The Catechism of the Catholic Church (# 1655) explains that "from its origins, the nucleus of the Church was often made up of those who," with their whole house ", had become believers (cf. Acts 18,8). When they were converted, they also wanted "their whole house" to be saved (cf. Acts 16,31 and 11:14). These families who became believers were islands of Christian life in an unbelieving world. "
The early Christian communities after Pentecost were organized into families, groups of families, and houses. In the early Church the house church was the cornerstone of the local Church.
According to Saint John Chrysostom, we can prepare a double table: one for food, the other for the reading of the word of God: "Make your house a Church," he wrote, "where there is indeed psalmody, prayer, the hymns of the prophets, he is not mistaken who wants to call such a meeting a Church (Saint John Chrysostom, Exp. in Ps 41, 2; PG 55, 158).
Pope Paul VI teaches that the family, "like the Church, should be a place where the gospel is transmitted and from which the gospel shines. (...) such a family becomes evangelizer of many other families and of the environment in which it is inserted (Evangelii Nuntiandi # 71). Pope John Paul II, for his part, insists on the missionary dimension of the family, explaining that the latter "receives the mission of keeping, revealing and communicating love" (Familiaris Consortio # 17).
It is the Holy Family of Nazareth which is the model of the domestic Church: "The house of Nazareth, in fact, is a school of prayer, where we learn to listen, to meditate, to penetrate the deep meaning of manifestation of the Son of God, taking the example of Mary, Joseph and Jesus" (Benedict XVI, General Audience, Wednesday, December 28, 2011). "Oh! If there was reborn in us the esteem for silence, an admirable and indispensable atmosphere of the spirit: while we are stunned by so much din, noise and shrill voices in the hectic and tumultuous life of our time. Oh! Silence of Nazareth, teach us to be steadfast in good thoughts, seeking the interior life, ready to hear the secret inspirations of God and the exhortations of true masters" (Paul VI, Address to Nazareth, January 5, 1964).

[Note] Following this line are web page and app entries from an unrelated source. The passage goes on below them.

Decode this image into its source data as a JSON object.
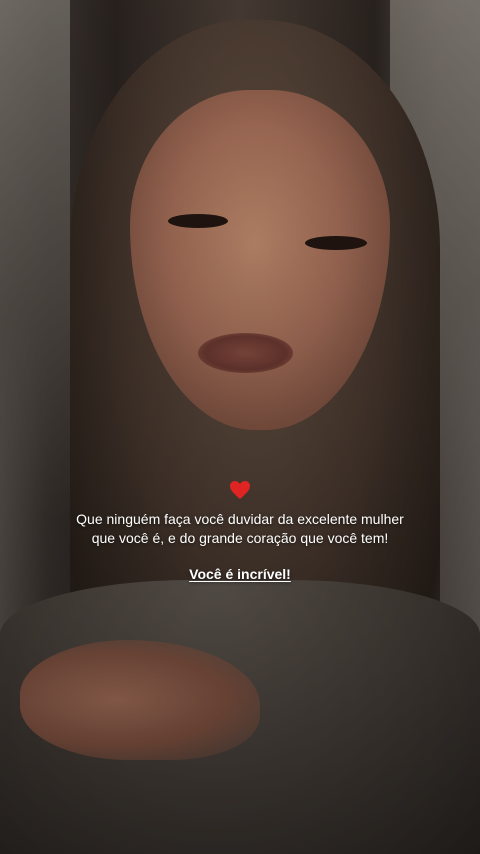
{
  "overlay": {
    "icon": "heart-icon",
    "icon_color": "#e02424",
    "message": "Que ninguém faça você duvidar da excelente mulher que você é, e do grande coração que você tem!",
    "cta": "Você é incrível!"
  },
  "colors": {
    "text": "#ffffff"
  }
}
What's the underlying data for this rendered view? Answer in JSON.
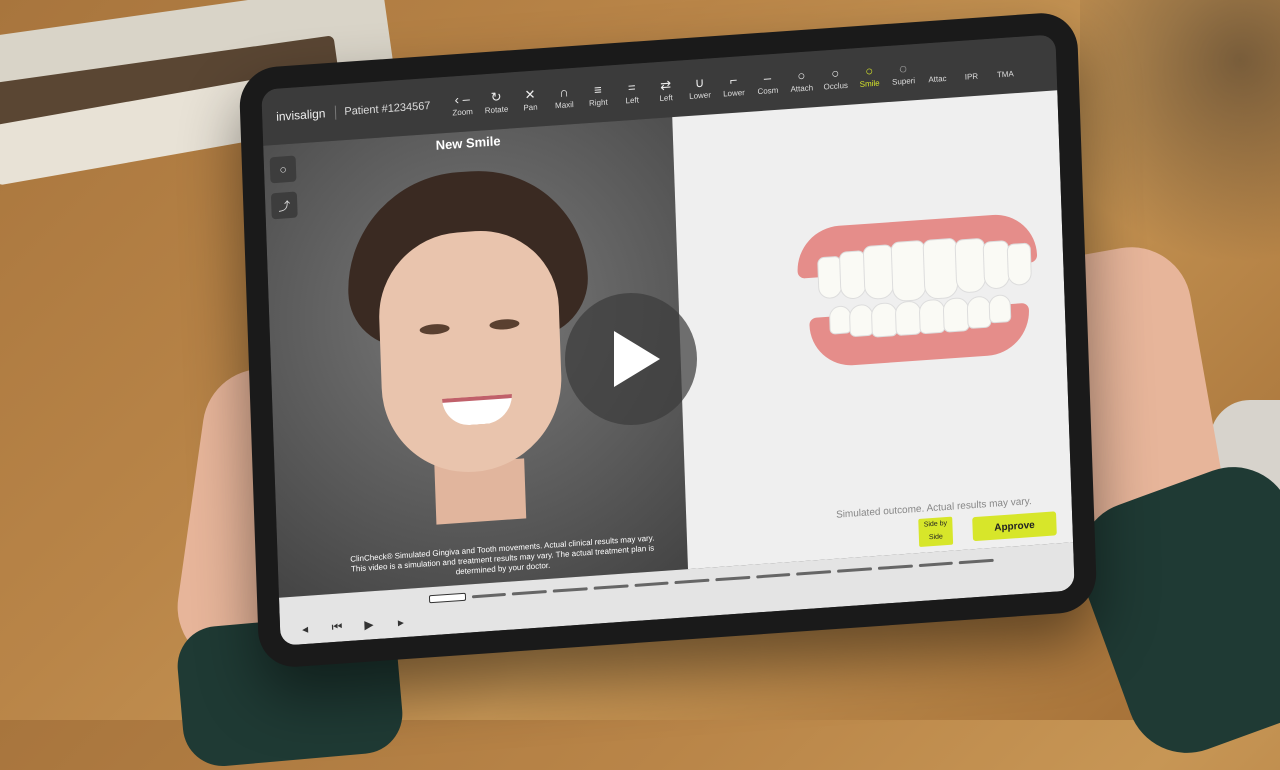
{
  "brand": "invisalign",
  "patient": "Patient #1234567",
  "toolbar": {
    "tools": [
      {
        "id": "zoom",
        "label": "Zoom",
        "icon": "‹ –",
        "active": false
      },
      {
        "id": "rotate",
        "label": "Rotate",
        "icon": "↻",
        "active": false
      },
      {
        "id": "pan",
        "label": "Pan",
        "icon": "✕",
        "active": false
      },
      {
        "id": "maxil",
        "label": "Maxil",
        "icon": "∩",
        "active": false
      },
      {
        "id": "right",
        "label": "Right",
        "icon": "≡",
        "active": false
      },
      {
        "id": "left",
        "label": "Left",
        "icon": "=",
        "active": false
      },
      {
        "id": "left2",
        "label": "Left",
        "icon": "⇄",
        "active": false
      },
      {
        "id": "lower",
        "label": "Lower",
        "icon": "∪",
        "active": false
      },
      {
        "id": "lower2",
        "label": "Lower",
        "icon": "⌐",
        "active": false
      },
      {
        "id": "cosm",
        "label": "Cosm",
        "icon": "–",
        "active": false
      },
      {
        "id": "attach",
        "label": "Attach",
        "icon": "○",
        "active": false
      },
      {
        "id": "occlus",
        "label": "Occlus",
        "icon": "○",
        "active": false
      },
      {
        "id": "smile",
        "label": "Smile",
        "icon": "○",
        "active": true
      },
      {
        "id": "superi",
        "label": "Superi",
        "icon": "◌",
        "active": false
      },
      {
        "id": "attac",
        "label": "Attac",
        "icon": "",
        "active": false
      },
      {
        "id": "ipr",
        "label": "IPR",
        "icon": "",
        "active": false
      },
      {
        "id": "tma",
        "label": "TMA",
        "icon": "",
        "active": false
      }
    ]
  },
  "left_pane": {
    "title": "New Smile",
    "side_buttons": [
      "○",
      "⤴"
    ],
    "disclaimer_line1": "ClinCheck® Simulated Gingiva and Tooth movements. Actual clinical results may vary.",
    "disclaimer_line2": "This video is a simulation and treatment results may vary. The actual treatment plan is",
    "disclaimer_line3": "determined by your doctor."
  },
  "right_pane": {
    "note": "Simulated outcome. Actual results may vary.",
    "side_by_side_label": "Side by Side",
    "approve_label": "Approve"
  },
  "bottombar": {
    "controls": [
      "◂",
      "⏮",
      "▶",
      "▸"
    ],
    "stage_count": 14,
    "current_stage": 0
  },
  "colors": {
    "accent": "#d7e62a",
    "toolbar_bg": "#3b3b3b",
    "viewer_bg": "#efefef"
  },
  "overlay": {
    "icon": "play-icon"
  }
}
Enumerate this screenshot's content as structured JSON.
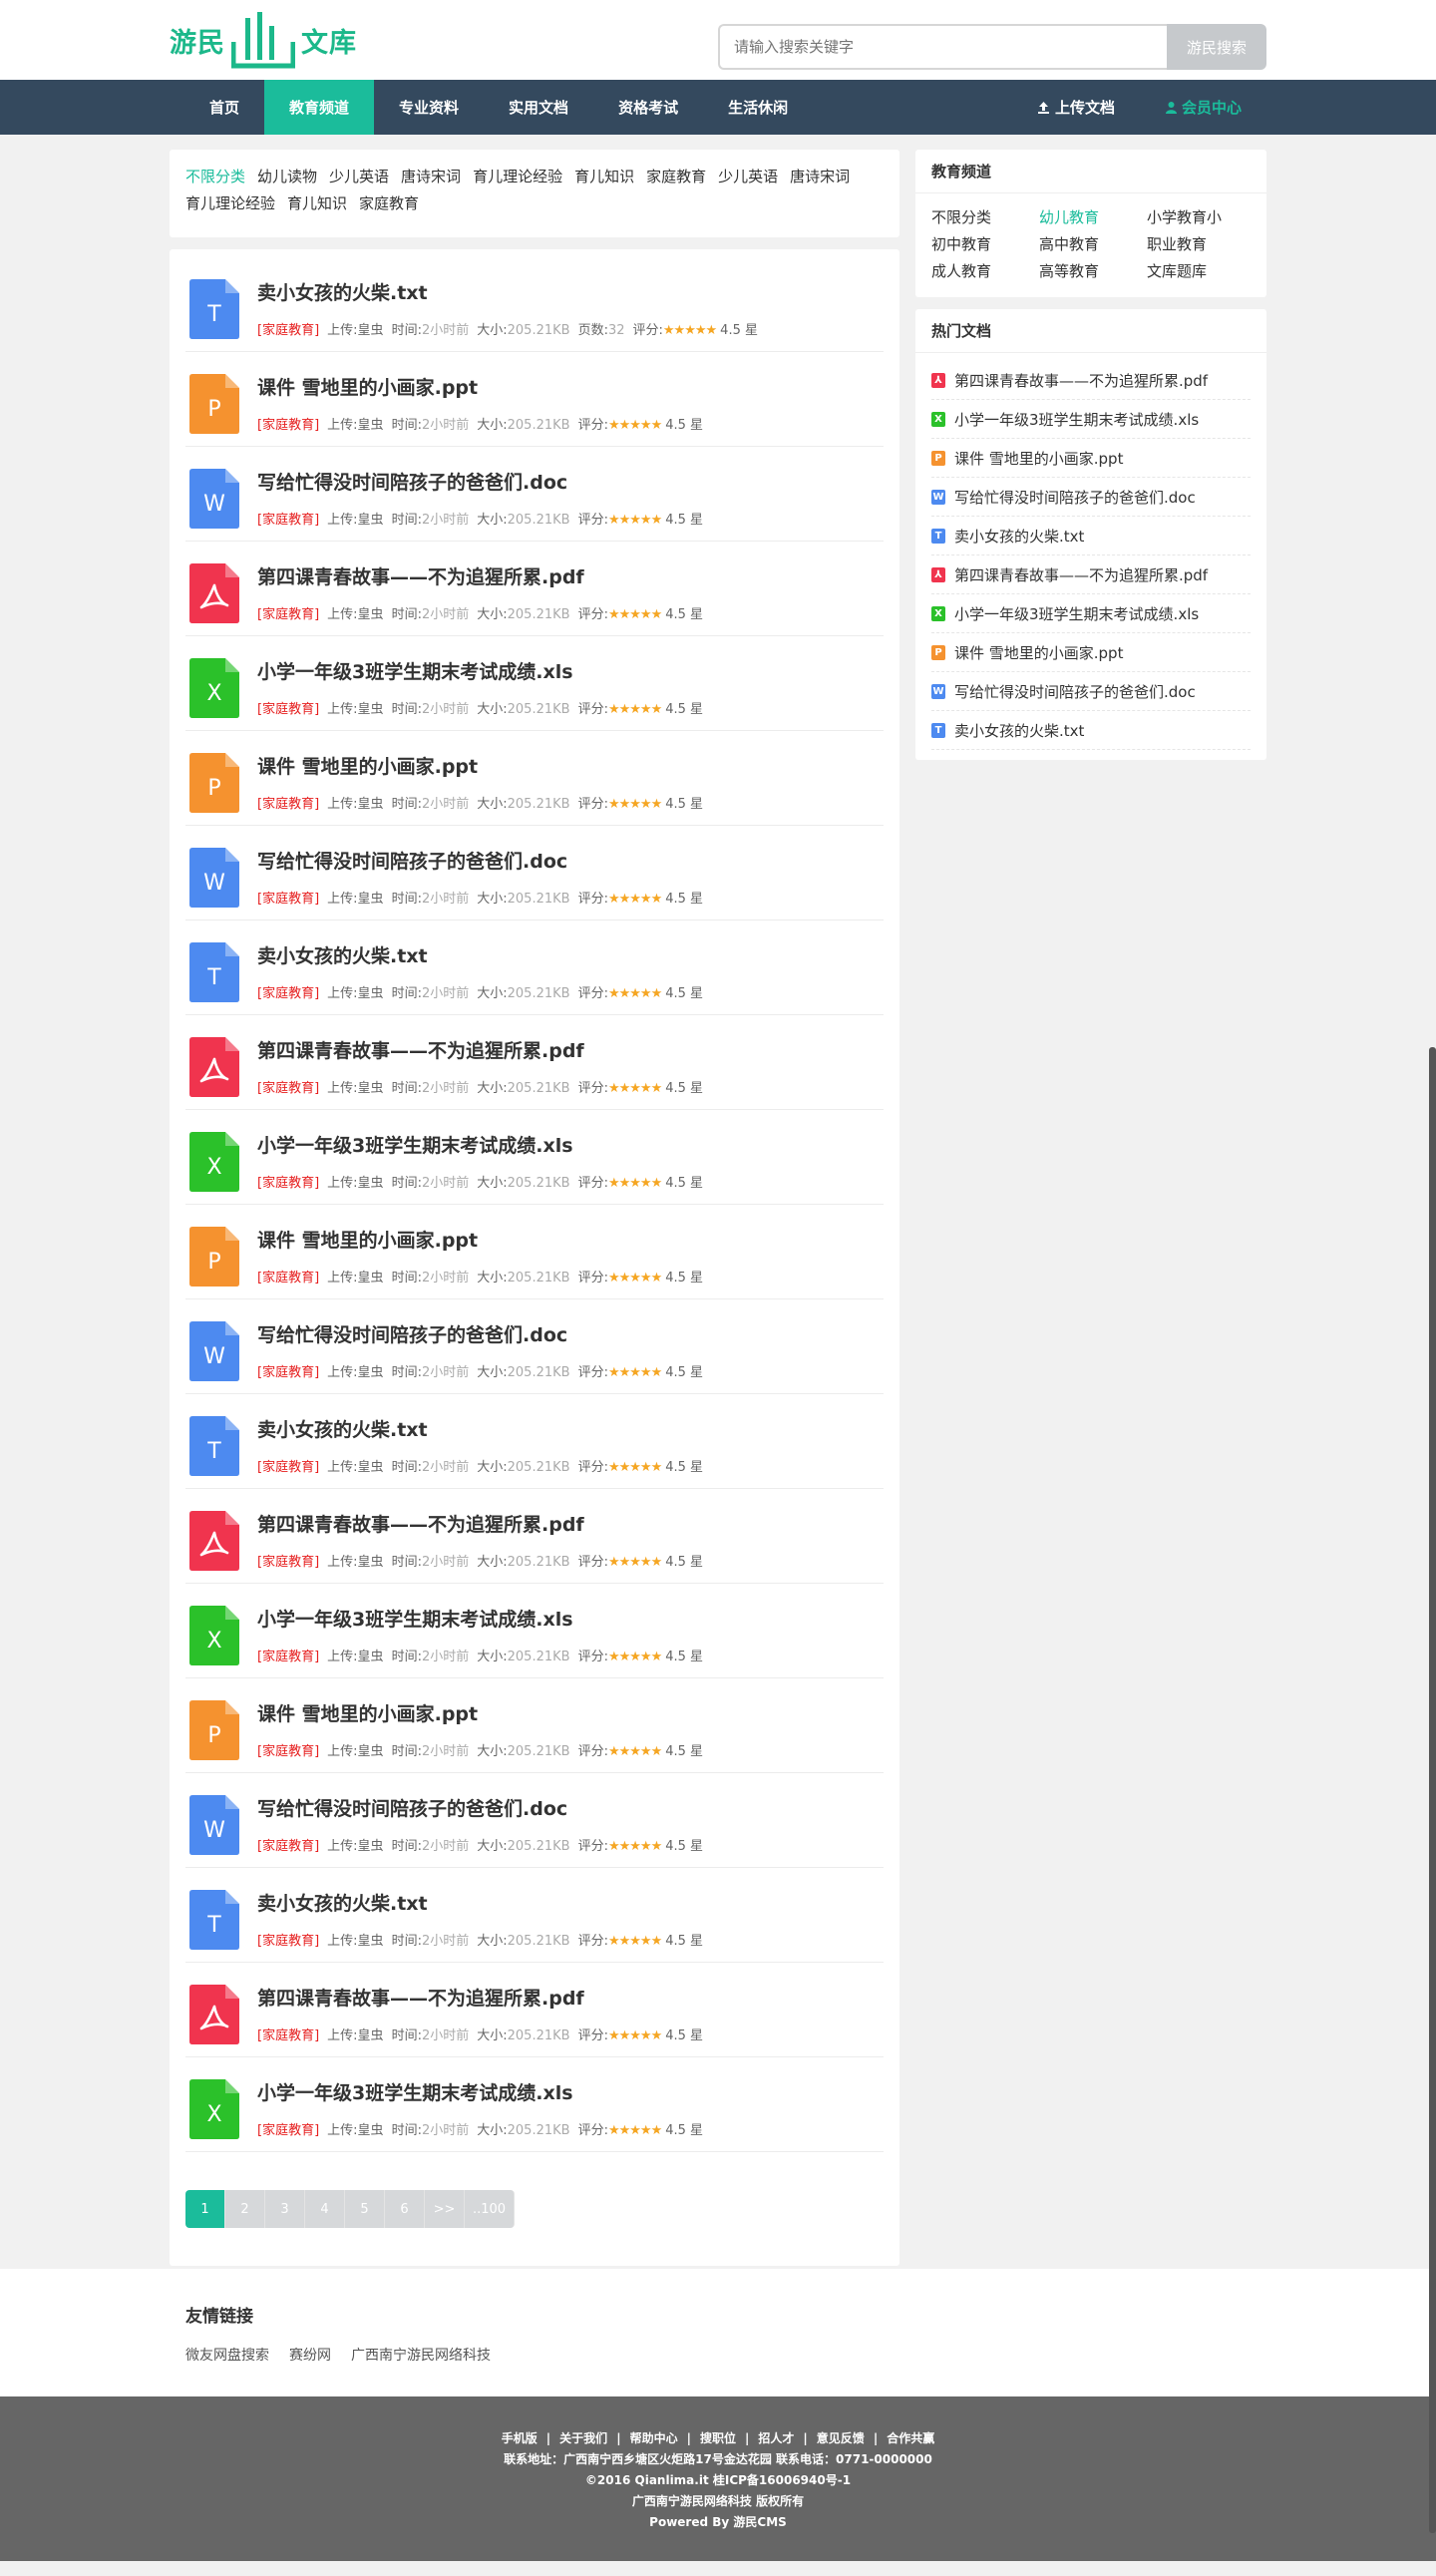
{
  "site": {
    "logo_left": "游民",
    "logo_right": "文库"
  },
  "search": {
    "placeholder": "请输入搜索关键字",
    "button": "游民搜索"
  },
  "nav": {
    "items": [
      "首页",
      "教育频道",
      "专业资料",
      "实用文档",
      "资格考试",
      "生活休闲"
    ],
    "active_index": 1,
    "upload": "上传文档",
    "member": "会员中心"
  },
  "categories": {
    "items": [
      "不限分类",
      "幼儿读物",
      "少儿英语",
      "唐诗宋词",
      "育儿理论经验",
      "育儿知识",
      "家庭教育",
      "少儿英语",
      "唐诗宋词",
      "育儿理论经验",
      "育儿知识",
      "家庭教育"
    ],
    "active_index": 0
  },
  "doc_meta": {
    "tag": "[家庭教育]",
    "uploader_label": "上传:",
    "uploader": "皇虫",
    "time_label": "时间:",
    "time": "2小时前",
    "size_label": "大小:",
    "size": "205.21KB",
    "pages_label": "页数:",
    "pages": "32",
    "score_label": "评分:",
    "stars": "★★★★★",
    "score": "4.5 星"
  },
  "doc_types": {
    "txt": {
      "letter": "T",
      "color": "#4d8af0"
    },
    "ppt": {
      "letter": "P",
      "color": "#f5922f"
    },
    "doc": {
      "letter": "W",
      "color": "#4d8af0"
    },
    "pdf": {
      "letter": "pdf",
      "color": "#f0344e"
    },
    "xls": {
      "letter": "X",
      "color": "#2bc12a"
    }
  },
  "documents": [
    {
      "title": "卖小女孩的火柴.txt",
      "type": "txt",
      "show_pages": true
    },
    {
      "title": "课件 雪地里的小画家.ppt",
      "type": "ppt"
    },
    {
      "title": "写给忙得没时间陪孩子的爸爸们.doc",
      "type": "doc"
    },
    {
      "title": "第四课青春故事——不为追猩所累.pdf",
      "type": "pdf"
    },
    {
      "title": "小学一年级3班学生期末考试成绩.xls",
      "type": "xls"
    },
    {
      "title": "课件 雪地里的小画家.ppt",
      "type": "ppt"
    },
    {
      "title": "写给忙得没时间陪孩子的爸爸们.doc",
      "type": "doc"
    },
    {
      "title": "卖小女孩的火柴.txt",
      "type": "txt"
    },
    {
      "title": "第四课青春故事——不为追猩所累.pdf",
      "type": "pdf"
    },
    {
      "title": "小学一年级3班学生期末考试成绩.xls",
      "type": "xls"
    },
    {
      "title": "课件 雪地里的小画家.ppt",
      "type": "ppt"
    },
    {
      "title": "写给忙得没时间陪孩子的爸爸们.doc",
      "type": "doc"
    },
    {
      "title": "卖小女孩的火柴.txt",
      "type": "txt"
    },
    {
      "title": "第四课青春故事——不为追猩所累.pdf",
      "type": "pdf"
    },
    {
      "title": "小学一年级3班学生期末考试成绩.xls",
      "type": "xls"
    },
    {
      "title": "课件 雪地里的小画家.ppt",
      "type": "ppt"
    },
    {
      "title": "写给忙得没时间陪孩子的爸爸们.doc",
      "type": "doc"
    },
    {
      "title": "卖小女孩的火柴.txt",
      "type": "txt"
    },
    {
      "title": "第四课青春故事——不为追猩所累.pdf",
      "type": "pdf"
    },
    {
      "title": "小学一年级3班学生期末考试成绩.xls",
      "type": "xls"
    }
  ],
  "pager": {
    "pages": [
      "1",
      "2",
      "3",
      "4",
      "5",
      "6",
      ">>",
      "..100"
    ],
    "current": "1"
  },
  "channels": {
    "title": "教育频道",
    "items": [
      "不限分类",
      "幼儿教育",
      "小学教育小",
      "初中教育",
      "高中教育",
      "职业教育",
      "成人教育",
      "高等教育",
      "文库题库"
    ],
    "active_index": 1
  },
  "hot": {
    "title": "热门文档",
    "items": [
      {
        "title": "第四课青春故事——不为追猩所累.pdf",
        "type": "pdf"
      },
      {
        "title": "小学一年级3班学生期末考试成绩.xls",
        "type": "xls"
      },
      {
        "title": "课件 雪地里的小画家.ppt",
        "type": "ppt"
      },
      {
        "title": "写给忙得没时间陪孩子的爸爸们.doc",
        "type": "doc"
      },
      {
        "title": "卖小女孩的火柴.txt",
        "type": "txt"
      },
      {
        "title": "第四课青春故事——不为追猩所累.pdf",
        "type": "pdf"
      },
      {
        "title": "小学一年级3班学生期末考试成绩.xls",
        "type": "xls"
      },
      {
        "title": "课件 雪地里的小画家.ppt",
        "type": "ppt"
      },
      {
        "title": "写给忙得没时间陪孩子的爸爸们.doc",
        "type": "doc"
      },
      {
        "title": "卖小女孩的火柴.txt",
        "type": "txt"
      }
    ]
  },
  "friend_links": {
    "title": "友情链接",
    "items": [
      "微友网盘搜索",
      "赛纷网",
      "广西南宁游民网络科技"
    ]
  },
  "footer": {
    "links": [
      "手机版",
      "关于我们",
      "帮助中心",
      "搜职位",
      "招人才",
      "意见反馈",
      "合作共赢"
    ],
    "separator": "|",
    "address": "联系地址：广西南宁西乡塘区火炬路17号金达花园 联系电话：0771-0000000",
    "icp": "©2016 Qianlima.it 桂ICP备16006940号-1",
    "copyright": "广西南宁游民网络科技 版权所有",
    "powered": "Powered By 游民CMS"
  },
  "icons": {
    "upload": "upload-icon",
    "member": "user-icon"
  }
}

To do Church at home, therefore, is to seek to imitate the Holy Family, which had Jesus at its center. In doing so, we live the different dimensions of the Church: prayer, catechesis, evangelization, fraternity, and solidarity.
Finally, let us know that putting Jesus at the heart of our lives is above all an attitude and an interior disposition, that of staying with him, that of thinking of him, that of loving him, and that of wanting to share his mission. For where the love of Jesus is, there is the Church!